# [Given records]
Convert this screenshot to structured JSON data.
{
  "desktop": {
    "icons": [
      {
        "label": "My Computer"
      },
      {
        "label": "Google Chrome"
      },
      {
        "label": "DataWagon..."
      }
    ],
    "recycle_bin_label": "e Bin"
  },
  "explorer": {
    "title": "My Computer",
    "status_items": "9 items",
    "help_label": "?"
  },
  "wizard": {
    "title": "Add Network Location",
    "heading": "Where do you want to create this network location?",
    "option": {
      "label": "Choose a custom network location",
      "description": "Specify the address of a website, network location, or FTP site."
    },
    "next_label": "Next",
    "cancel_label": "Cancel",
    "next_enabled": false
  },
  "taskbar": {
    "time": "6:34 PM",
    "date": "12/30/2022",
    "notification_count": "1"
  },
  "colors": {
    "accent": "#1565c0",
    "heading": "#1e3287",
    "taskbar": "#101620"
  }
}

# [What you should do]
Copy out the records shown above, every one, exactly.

# [Answer box]
Convert this screenshot to structured JSON data.
{
  "desktop": {
    "icons": [
      {
        "label": "My Computer"
      },
      {
        "label": "Google Chrome"
      },
      {
        "label": "DataWagon..."
      }
    ],
    "recycle_bin_label": "e Bin"
  },
  "explorer": {
    "title": "My Computer",
    "status_items": "9 items",
    "help_label": "?"
  },
  "wizard": {
    "title": "Add Network Location",
    "heading": "Where do you want to create this network location?",
    "option": {
      "label": "Choose a custom network location",
      "description": "Specify the address of a website, network location, or FTP site."
    },
    "next_label": "Next",
    "cancel_label": "Cancel",
    "next_enabled": false
  },
  "taskbar": {
    "time": "6:34 PM",
    "date": "12/30/2022",
    "notification_count": "1"
  },
  "colors": {
    "accent": "#1565c0",
    "heading": "#1e3287",
    "taskbar": "#101620"
  }
}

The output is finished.